Task directions -
For each line below, write it out exactly as it appears.

Stored data -
------------------------------------------------
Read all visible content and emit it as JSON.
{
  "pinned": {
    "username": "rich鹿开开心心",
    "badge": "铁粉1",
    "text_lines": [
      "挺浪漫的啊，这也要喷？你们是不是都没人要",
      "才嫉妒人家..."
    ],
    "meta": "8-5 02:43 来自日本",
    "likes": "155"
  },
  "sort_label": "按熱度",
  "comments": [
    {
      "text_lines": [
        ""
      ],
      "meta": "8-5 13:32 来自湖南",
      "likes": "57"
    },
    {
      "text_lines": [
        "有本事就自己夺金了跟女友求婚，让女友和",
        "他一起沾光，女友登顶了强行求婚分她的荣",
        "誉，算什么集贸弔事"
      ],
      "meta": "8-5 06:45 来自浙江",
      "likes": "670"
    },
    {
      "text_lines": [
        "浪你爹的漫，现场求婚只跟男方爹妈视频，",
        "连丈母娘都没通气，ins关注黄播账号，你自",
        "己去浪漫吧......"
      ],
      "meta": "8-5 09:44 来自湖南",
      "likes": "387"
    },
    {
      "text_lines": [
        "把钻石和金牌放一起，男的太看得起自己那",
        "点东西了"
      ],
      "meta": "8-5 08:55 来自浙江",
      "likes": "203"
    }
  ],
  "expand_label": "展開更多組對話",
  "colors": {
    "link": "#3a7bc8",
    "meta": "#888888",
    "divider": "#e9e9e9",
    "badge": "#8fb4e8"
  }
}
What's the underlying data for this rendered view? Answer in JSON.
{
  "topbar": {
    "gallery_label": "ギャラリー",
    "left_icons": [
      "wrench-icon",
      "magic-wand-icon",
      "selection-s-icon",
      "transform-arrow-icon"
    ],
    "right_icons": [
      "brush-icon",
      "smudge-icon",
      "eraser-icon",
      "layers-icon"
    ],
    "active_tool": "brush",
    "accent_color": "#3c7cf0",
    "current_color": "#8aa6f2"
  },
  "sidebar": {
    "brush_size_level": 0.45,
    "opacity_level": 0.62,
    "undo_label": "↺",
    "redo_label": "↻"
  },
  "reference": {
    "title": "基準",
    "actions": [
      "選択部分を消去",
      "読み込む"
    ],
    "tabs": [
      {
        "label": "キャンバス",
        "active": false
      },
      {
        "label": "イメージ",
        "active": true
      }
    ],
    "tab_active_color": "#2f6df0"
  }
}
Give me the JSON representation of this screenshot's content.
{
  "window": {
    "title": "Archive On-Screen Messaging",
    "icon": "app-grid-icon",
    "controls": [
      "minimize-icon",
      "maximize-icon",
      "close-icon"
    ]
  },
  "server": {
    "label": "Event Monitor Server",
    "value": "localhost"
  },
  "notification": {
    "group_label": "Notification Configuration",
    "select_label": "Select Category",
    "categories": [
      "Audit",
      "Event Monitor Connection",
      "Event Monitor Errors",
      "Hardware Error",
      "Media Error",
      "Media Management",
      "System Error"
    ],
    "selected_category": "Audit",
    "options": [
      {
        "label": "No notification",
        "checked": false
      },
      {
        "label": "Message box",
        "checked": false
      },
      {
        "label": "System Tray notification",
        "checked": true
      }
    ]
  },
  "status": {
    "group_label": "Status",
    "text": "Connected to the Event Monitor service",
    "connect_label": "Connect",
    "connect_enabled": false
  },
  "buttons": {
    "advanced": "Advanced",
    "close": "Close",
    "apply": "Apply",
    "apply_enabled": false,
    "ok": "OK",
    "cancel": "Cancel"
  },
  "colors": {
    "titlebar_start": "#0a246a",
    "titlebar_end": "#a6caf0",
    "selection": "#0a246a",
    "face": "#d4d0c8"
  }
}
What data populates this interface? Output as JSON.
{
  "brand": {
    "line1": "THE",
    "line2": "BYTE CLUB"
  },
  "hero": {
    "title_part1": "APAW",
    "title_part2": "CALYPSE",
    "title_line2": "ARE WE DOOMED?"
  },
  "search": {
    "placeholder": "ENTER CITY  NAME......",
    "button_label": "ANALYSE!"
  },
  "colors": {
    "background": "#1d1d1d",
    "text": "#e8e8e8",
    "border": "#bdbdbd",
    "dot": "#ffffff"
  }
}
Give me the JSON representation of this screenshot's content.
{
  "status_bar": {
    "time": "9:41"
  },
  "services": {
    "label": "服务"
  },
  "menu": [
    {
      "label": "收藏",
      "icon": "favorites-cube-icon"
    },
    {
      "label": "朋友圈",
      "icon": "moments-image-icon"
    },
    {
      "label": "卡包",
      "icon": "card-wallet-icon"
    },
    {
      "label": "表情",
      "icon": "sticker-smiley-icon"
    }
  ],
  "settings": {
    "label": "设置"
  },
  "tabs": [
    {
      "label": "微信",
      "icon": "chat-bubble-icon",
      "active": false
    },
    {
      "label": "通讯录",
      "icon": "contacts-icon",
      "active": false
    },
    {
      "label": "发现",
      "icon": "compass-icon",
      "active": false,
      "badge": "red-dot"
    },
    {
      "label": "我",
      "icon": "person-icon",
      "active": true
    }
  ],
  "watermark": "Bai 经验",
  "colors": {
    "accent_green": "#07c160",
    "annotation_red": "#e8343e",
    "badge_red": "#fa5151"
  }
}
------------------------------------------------
Solution to the exercise -
Read all visible content and emit it as JSON.
{
  "pinned": {
    "username": "rich鹿开开心心",
    "badge": "铁粉1",
    "text_lines": [
      "挺浪漫的啊，这也要喷？你们是不是都没人要",
      "才嫉妒人家..."
    ],
    "meta": "8-5 02:43 来自日本",
    "likes": "155"
  },
  "sort_label": "按熱度",
  "comments": [
    {
      "text_lines": [
        ""
      ],
      "meta": "8-5 13:32 来自湖南",
      "likes": "57"
    },
    {
      "text_lines": [
        "有本事就自己夺金了跟女友求婚，让女友和",
        "他一起沾光，女友登顶了强行求婚分她的荣",
        "誉，算什么集贸弔事"
      ],
      "meta": "8-5 06:45 来自浙江",
      "likes": "670"
    },
    {
      "text_lines": [
        "浪你爹的漫，现场求婚只跟男方爹妈视频，",
        "连丈母娘都没通气，ins关注黄播账号，你自",
        "己去浪漫吧......"
      ],
      "meta": "8-5 09:44 来自湖南",
      "likes": "387"
    },
    {
      "text_lines": [
        "把钻石和金牌放一起，男的太看得起自己那",
        "点东西了"
      ],
      "meta": "8-5 08:55 来自浙江",
      "likes": "203"
    }
  ],
  "expand_label": "展開更多組對話",
  "colors": {
    "link": "#3a7bc8",
    "meta": "#888888",
    "divider": "#e9e9e9",
    "badge": "#8fb4e8"
  }
}
What's the underlying data for this rendered view? Answer in JSON.
{
  "topbar": {
    "gallery_label": "ギャラリー",
    "left_icons": [
      "wrench-icon",
      "magic-wand-icon",
      "selection-s-icon",
      "transform-arrow-icon"
    ],
    "right_icons": [
      "brush-icon",
      "smudge-icon",
      "eraser-icon",
      "layers-icon"
    ],
    "active_tool": "brush",
    "accent_color": "#3c7cf0",
    "current_color": "#8aa6f2"
  },
  "sidebar": {
    "brush_size_level": 0.45,
    "opacity_level": 0.62,
    "undo_label": "↺",
    "redo_label": "↻"
  },
  "reference": {
    "title": "基準",
    "actions": [
      "選択部分を消去",
      "読み込む"
    ],
    "tabs": [
      {
        "label": "キャンバス",
        "active": false
      },
      {
        "label": "イメージ",
        "active": true
      }
    ],
    "tab_active_color": "#2f6df0"
  }
}
Give me the JSON representation of this screenshot's content.
{
  "window": {
    "title": "Archive On-Screen Messaging",
    "icon": "app-grid-icon",
    "controls": [
      "minimize-icon",
      "maximize-icon",
      "close-icon"
    ]
  },
  "server": {
    "label": "Event Monitor Server",
    "value": "localhost"
  },
  "notification": {
    "group_label": "Notification Configuration",
    "select_label": "Select Category",
    "categories": [
      "Audit",
      "Event Monitor Connection",
      "Event Monitor Errors",
      "Hardware Error",
      "Media Error",
      "Media Management",
      "System Error"
    ],
    "selected_category": "Audit",
    "options": [
      {
        "label": "No notification",
        "checked": false
      },
      {
        "label": "Message box",
        "checked": false
      },
      {
        "label": "System Tray notification",
        "checked": true
      }
    ]
  },
  "status": {
    "group_label": "Status",
    "text": "Connected to the Event Monitor service",
    "connect_label": "Connect",
    "connect_enabled": false
  },
  "buttons": {
    "advanced": "Advanced",
    "close": "Close",
    "apply": "Apply",
    "apply_enabled": false,
    "ok": "OK",
    "cancel": "Cancel"
  },
  "colors": {
    "titlebar_start": "#0a246a",
    "titlebar_end": "#a6caf0",
    "selection": "#0a246a",
    "face": "#d4d0c8"
  }
}
What data populates this interface? Output as JSON.
{
  "brand": {
    "line1": "THE",
    "line2": "BYTE CLUB"
  },
  "hero": {
    "title_part1": "APAW",
    "title_part2": "CALYPSE",
    "title_line2": "ARE WE DOOMED?"
  },
  "search": {
    "placeholder": "ENTER CITY  NAME......",
    "button_label": "ANALYSE!"
  },
  "colors": {
    "background": "#1d1d1d",
    "text": "#e8e8e8",
    "border": "#bdbdbd",
    "dot": "#ffffff"
  }
}
Give me the JSON representation of this screenshot's content.
{
  "status_bar": {
    "time": "9:41"
  },
  "services": {
    "label": "服务"
  },
  "menu": [
    {
      "label": "收藏",
      "icon": "favorites-cube-icon"
    },
    {
      "label": "朋友圈",
      "icon": "moments-image-icon"
    },
    {
      "label": "卡包",
      "icon": "card-wallet-icon"
    },
    {
      "label": "表情",
      "icon": "sticker-smiley-icon"
    }
  ],
  "settings": {
    "label": "设置"
  },
  "tabs": [
    {
      "label": "微信",
      "icon": "chat-bubble-icon",
      "active": false
    },
    {
      "label": "通讯录",
      "icon": "contacts-icon",
      "active": false
    },
    {
      "label": "发现",
      "icon": "compass-icon",
      "active": false,
      "badge": "red-dot"
    },
    {
      "label": "我",
      "icon": "person-icon",
      "active": true
    }
  ],
  "watermark": "Bai 经验",
  "colors": {
    "accent_green": "#07c160",
    "annotation_red": "#e8343e",
    "badge_red": "#fa5151"
  }
}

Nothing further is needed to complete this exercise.